How To Find a File
Fall 2006, David Matuszek

Suppose you want to access (read or write) a file. This should be simple. It isn't.

Suppose, for example, we want to read the text file dummy.txt and print its contents. The following code should work--and just to make matters worse, it often does work--but you cannot depend on it.

FileReader r = new FileReader("dummy.txt");
BufferedReader b = new BufferedReader(r);
String line;

while((line = b.readLine()) != null) {
    System.out.println(line);
}
b.close();
r.close();

The problem is this line:

FileReader r = new FileReader("dummy.txt");

You expect that "dummy.txt" is a relative path name, and it is. You also expect it to be relative to the directory that holds your main class--but it isn't. It's relative to the current directory, which is the directory from which you (or your IDE) started Java. This may or may not be the same as the directory holding your main class.

Letting the user choose the file

This is my usual workaround. Just open a JFileChooser and ask the user to find the file for you. It's simple and it always works.

However, if you want to open the same file every time--maybe it's an initialization file--you don't want to ask the user to open it for you. Most especially, you don't want to give the user directions on which file to open; the user will think (correctly) that if the program knows which file to open, it should just open it.

Absolute path names

One way around this is to use absolute path names. For example:

String dir1 = "C:/Documents and Settings/Matuszek/";
String dir2 = "My Documents/workspace/MyProject";
String fileName = "dummy.txt";
FileReader r = new FileReader(dir1 + dir2 + "/" + fileName);

This is a terrible solution.

Do not use absolute path names!

Correctly interpreting relative paths

As noted above, you would normally want to use paths relative to the directory containing your main class, not the directory from which Java was started. Therefore, you need to know what directory the main class is in. To do this:

  1. Get the Class object for the main class (or any class in the directory you want to start from).
  2. Get the class loader that loaded this class into memory for you.
    1. import java.net.URL;
    2. ClassLoader loader = myClass.getClassLoader();
  3. Tell the class loader to find the file you want (it will search every directory on Java's class path).
  4. Find the path part of the URL.
  5. Spaces are not allowed in a URL, so they are replaced by the three-character sequence %20. That doesn't work in a path; you have to turn each %20 back into a space.
  6. Finally, you can use the path thus found.

Putting this all together, and leaving out the unnecessary variables, we have:
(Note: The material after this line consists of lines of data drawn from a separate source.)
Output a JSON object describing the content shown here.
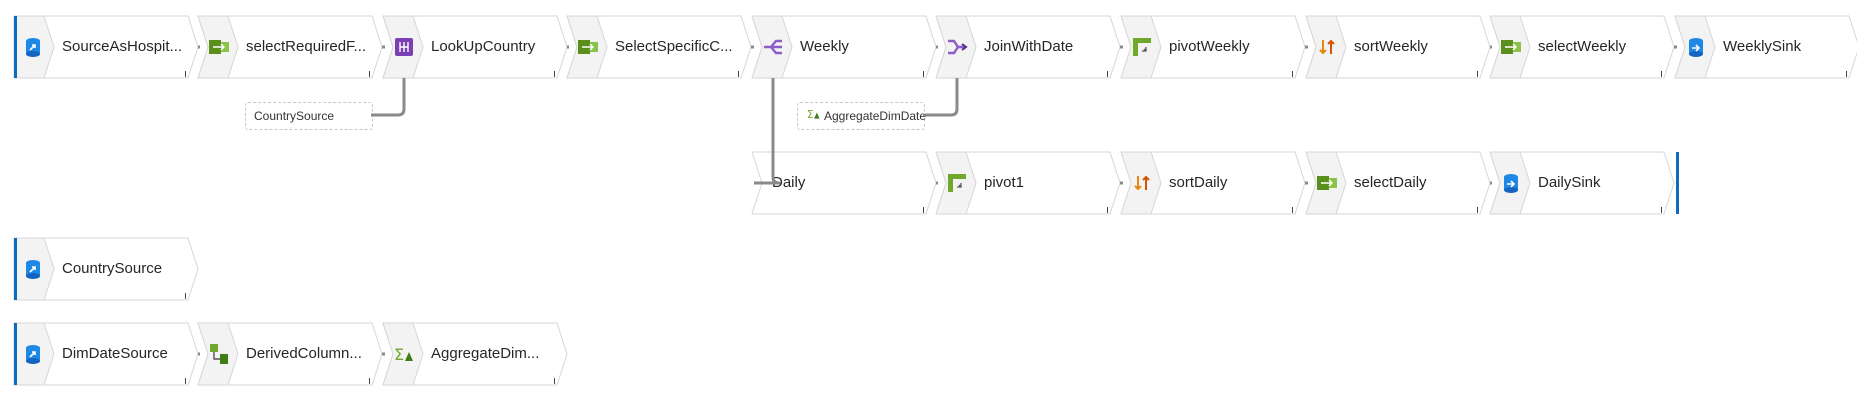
{
  "colors": {
    "accent": "#0f6cbd",
    "link": "#8a8a8a",
    "tile": "#f3f3f3",
    "border": "#d6d6d6"
  },
  "nodes": [
    {
      "id": "n1",
      "label": "SourceAsHospit...",
      "icon": "source-icon"
    },
    {
      "id": "n2",
      "label": "selectRequiredF...",
      "icon": "select-icon"
    },
    {
      "id": "n3",
      "label": "LookUpCountry",
      "icon": "lookup-icon"
    },
    {
      "id": "n4",
      "label": "SelectSpecificC...",
      "icon": "select-icon"
    },
    {
      "id": "n5",
      "label": "Weekly",
      "icon": "split-icon"
    },
    {
      "id": "n6",
      "label": "JoinWithDate",
      "icon": "join-icon"
    },
    {
      "id": "n7",
      "label": "pivotWeekly",
      "icon": "pivot-icon"
    },
    {
      "id": "n8",
      "label": "sortWeekly",
      "icon": "sort-icon"
    },
    {
      "id": "n9",
      "label": "selectWeekly",
      "icon": "select-icon"
    },
    {
      "id": "n10",
      "label": "WeeklySink",
      "icon": "sink-icon"
    },
    {
      "id": "n11",
      "label": "Daily",
      "icon": ""
    },
    {
      "id": "n12",
      "label": "pivot1",
      "icon": "pivot-icon"
    },
    {
      "id": "n13",
      "label": "sortDaily",
      "icon": "sort-icon"
    },
    {
      "id": "n14",
      "label": "selectDaily",
      "icon": "select-icon"
    },
    {
      "id": "n15",
      "label": "DailySink",
      "icon": "sink-icon"
    },
    {
      "id": "n16",
      "label": "CountrySource",
      "icon": "source-icon"
    },
    {
      "id": "n17",
      "label": "DimDateSource",
      "icon": "source-icon"
    },
    {
      "id": "n18",
      "label": "DerivedColumn...",
      "icon": "derived-column-icon"
    },
    {
      "id": "n19",
      "label": "AggregateDim...",
      "icon": "aggregate-icon"
    }
  ],
  "refs": [
    {
      "id": "r1",
      "label": "CountrySource",
      "icon": ""
    },
    {
      "id": "r2",
      "label": "AggregateDimDate",
      "icon": "aggregate-icon"
    }
  ],
  "links": [
    [
      "n1",
      "n2"
    ],
    [
      "n2",
      "n3"
    ],
    [
      "n3",
      "n4"
    ],
    [
      "n4",
      "n5"
    ],
    [
      "n5",
      "n6"
    ],
    [
      "n6",
      "n7"
    ],
    [
      "n7",
      "n8"
    ],
    [
      "n8",
      "n9"
    ],
    [
      "n9",
      "n10"
    ],
    [
      "n5",
      "n11"
    ],
    [
      "n11",
      "n12"
    ],
    [
      "n12",
      "n13"
    ],
    [
      "n13",
      "n14"
    ],
    [
      "n14",
      "n15"
    ],
    [
      "n17",
      "n18"
    ],
    [
      "n18",
      "n19"
    ],
    [
      "r1",
      "n3"
    ],
    [
      "r2",
      "n6"
    ]
  ]
}
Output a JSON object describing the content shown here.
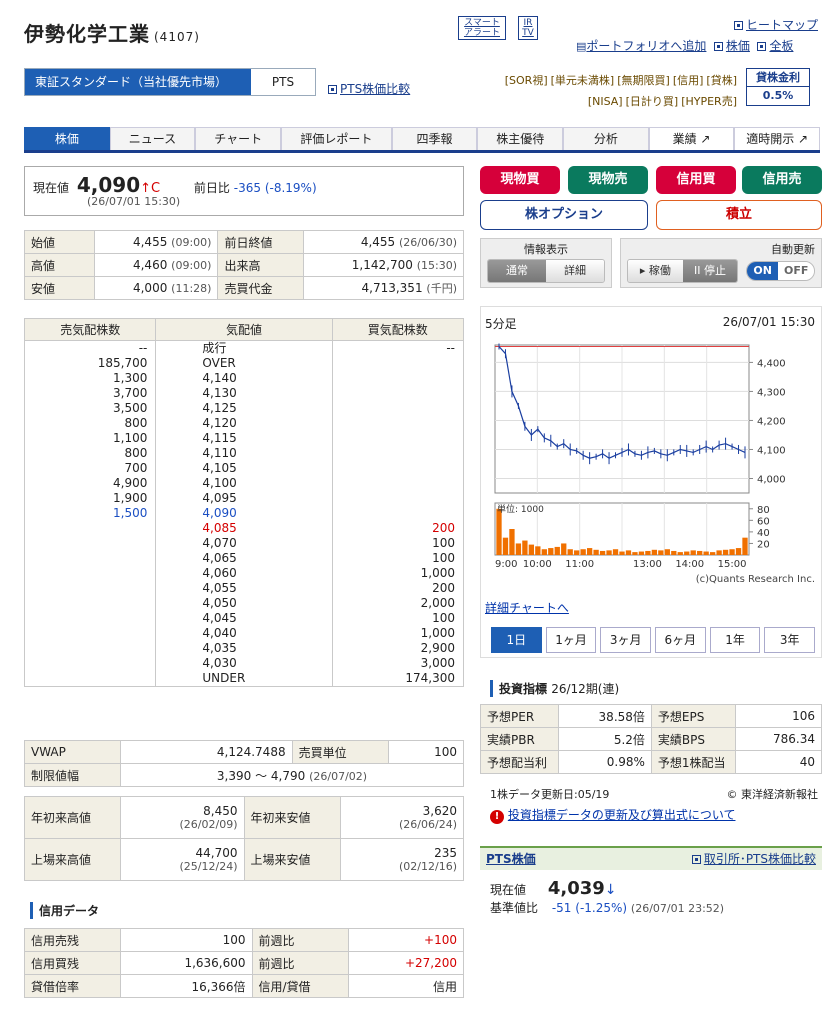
{
  "header": {
    "name": "伊勢化学工業",
    "code": "(4107)",
    "smart_alert": "スマート\nアラート",
    "ir_tv": "IR\nTV",
    "portfolio": "ポートフォリオへ追加",
    "heatmap": "ヒートマップ",
    "stock_price": "株価",
    "all_boards": "全板"
  },
  "market": {
    "primary": "東証スタンダード（当社優先市場）",
    "pts": "PTS",
    "pts_compare": "PTS株価比較",
    "tags": [
      "[SOR視]",
      "[単元未満株]",
      "[無期限買]",
      "[信用]",
      "[貸株]",
      "[NISA]",
      "[日計り買]",
      "[HYPER売]"
    ],
    "lending_label": "貸株金利",
    "lending_rate": "0.5%"
  },
  "tabs": [
    "株価",
    "ニュース",
    "チャート",
    "評価レポート",
    "四季報",
    "株主優待",
    "分析",
    "業績 ↗",
    "適時開示 ↗"
  ],
  "price": {
    "label": "現在値",
    "value": "4,090",
    "arrow": "↑C",
    "change_label": "前日比",
    "change": "-365 (-8.19%)",
    "time": "(26/07/01 15:30)"
  },
  "ohlc": [
    {
      "l1": "始値",
      "v1": "4,455",
      "t1": "(09:00)",
      "l2": "前日終値",
      "v2": "4,455",
      "t2": "(26/06/30)"
    },
    {
      "l1": "高値",
      "v1": "4,460",
      "t1": "(09:00)",
      "l2": "出来高",
      "v2": "1,142,700",
      "t2": "(15:30)"
    },
    {
      "l1": "安値",
      "v1": "4,000",
      "t1": "(11:28)",
      "l2": "売買代金",
      "v2": "4,713,351",
      "t2": "(千円)"
    }
  ],
  "board": {
    "head": [
      "売気配株数",
      "気配値",
      "買気配株数"
    ],
    "rows": [
      [
        "--",
        "成行",
        "--"
      ],
      [
        "185,700",
        "OVER",
        ""
      ],
      [
        "1,300",
        "4,140",
        ""
      ],
      [
        "3,700",
        "4,130",
        ""
      ],
      [
        "3,500",
        "4,125",
        ""
      ],
      [
        "800",
        "4,120",
        ""
      ],
      [
        "1,100",
        "4,115",
        ""
      ],
      [
        "800",
        "4,110",
        ""
      ],
      [
        "700",
        "4,105",
        ""
      ],
      [
        "4,900",
        "4,100",
        ""
      ],
      [
        "1,900",
        "4,095",
        ""
      ],
      [
        "1,500",
        "4,090",
        ""
      ],
      [
        "",
        "4,085",
        "200"
      ],
      [
        "",
        "4,070",
        "100"
      ],
      [
        "",
        "4,065",
        "100"
      ],
      [
        "",
        "4,060",
        "1,000"
      ],
      [
        "",
        "4,055",
        "200"
      ],
      [
        "",
        "4,050",
        "2,000"
      ],
      [
        "",
        "4,045",
        "100"
      ],
      [
        "",
        "4,040",
        "1,000"
      ],
      [
        "",
        "4,035",
        "2,900"
      ],
      [
        "",
        "4,030",
        "3,000"
      ],
      [
        "",
        "UNDER",
        "174,300"
      ]
    ]
  },
  "vwap": {
    "l1": "VWAP",
    "v1": "4,124.7488",
    "l2": "売買単位",
    "v2": "100",
    "limit_label": "制限値幅",
    "limit": "3,390 ～ 4,790",
    "limit_date": "(26/07/02)"
  },
  "yearly": [
    {
      "l1": "年初来高値",
      "v1": "8,450",
      "d1": "(26/02/09)",
      "l2": "年初来安値",
      "v2": "3,620",
      "d2": "(26/06/24)"
    },
    {
      "l1": "上場来高値",
      "v1": "44,700",
      "d1": "(25/12/24)",
      "l2": "上場来安値",
      "v2": "235",
      "d2": "(02/12/16)"
    }
  ],
  "credit": {
    "title": "信用データ",
    "rows": [
      {
        "l1": "信用売残",
        "v1": "100",
        "l2": "前週比",
        "v2": "+100"
      },
      {
        "l1": "信用買残",
        "v1": "1,636,600",
        "l2": "前週比",
        "v2": "+27,200"
      },
      {
        "l1": "貸借倍率",
        "v1": "16,366倍",
        "l2": "信用/貸借",
        "v2": "信用"
      }
    ]
  },
  "buttons": {
    "cash_buy": "現物買",
    "cash_sell": "現物売",
    "margin_buy": "信用買",
    "margin_sell": "信用売",
    "option": "株オプション",
    "accumulate": "積立"
  },
  "display": {
    "info_label": "情報表示",
    "normal": "通常",
    "detail": "詳細",
    "auto_label": "自動更新",
    "run": "▸ 稼働",
    "stop": "II 停止",
    "on": "ON",
    "off": "OFF"
  },
  "chart": {
    "period": "5分足",
    "time": "26/07/01 15:30",
    "price_ticks": [
      "4,400",
      "4,300",
      "4,200",
      "4,100",
      "4,000"
    ],
    "vol_unit": "単位: 1000",
    "vol_ticks": [
      "80",
      "60",
      "40",
      "20"
    ],
    "x_ticks": [
      "9:00",
      "10:00",
      "11:00",
      "13:00",
      "14:00",
      "15:00"
    ],
    "credit_text": "(c)Quants Research Inc.",
    "detail_link": "詳細チャートへ",
    "periods": [
      "1日",
      "1ヶ月",
      "3ヶ月",
      "6ヶ月",
      "1年",
      "3年"
    ]
  },
  "chart_data": {
    "type": "line",
    "title": "5分足",
    "price_series": [
      4455,
      4430,
      4300,
      4250,
      4180,
      4150,
      4170,
      4140,
      4130,
      4110,
      4120,
      4100,
      4095,
      4080,
      4070,
      4075,
      4085,
      4070,
      4080,
      4090,
      4100,
      4085,
      4080,
      4090,
      4095,
      4085,
      4080,
      4090,
      4100,
      4095,
      4090,
      4100,
      4110,
      4100,
      4115,
      4120,
      4110,
      4100,
      4090
    ],
    "previous_close": 4455,
    "ylim": [
      3950,
      4460
    ],
    "volume_unit": "1000",
    "volume_series": [
      80,
      30,
      45,
      20,
      25,
      18,
      15,
      10,
      12,
      14,
      20,
      10,
      8,
      10,
      12,
      9,
      7,
      8,
      10,
      6,
      8,
      5,
      6,
      7,
      9,
      8,
      10,
      7,
      5,
      6,
      8,
      7,
      6,
      5,
      8,
      9,
      10,
      12,
      30
    ],
    "x_labels": [
      "9:00",
      "10:00",
      "11:00",
      "13:00",
      "14:00",
      "15:00"
    ]
  },
  "indicators": {
    "title": "投資指標",
    "period": "26/12期(連)",
    "rows": [
      {
        "l1": "予想PER",
        "v1": "38.58倍",
        "l2": "予想EPS",
        "v2": "106"
      },
      {
        "l1": "実績PBR",
        "v1": "5.2倍",
        "l2": "実績BPS",
        "v2": "786.34"
      },
      {
        "l1": "予想配当利",
        "v1": "0.98%",
        "l2": "予想1株配当",
        "v2": "40"
      }
    ],
    "updated": "1株データ更新日:05/19",
    "source": "© 東洋経済新報社",
    "note_link": "投資指標データの更新及び算出式について"
  },
  "pts": {
    "title": "PTS株価",
    "compare_link": "取引所･PTS株価比較",
    "label": "現在値",
    "value": "4,039",
    "arrow": "↓",
    "base_label": "基準値比",
    "change": "-51 (-1.25%)",
    "time": "(26/07/01 23:52)"
  }
}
FileReader r = new FileReader(RelativeFile.class.getClassLoader()
                              .getResource("dummy.txt").getPath()
                              .replaceAll("%20", " "));

See? Nothing to it!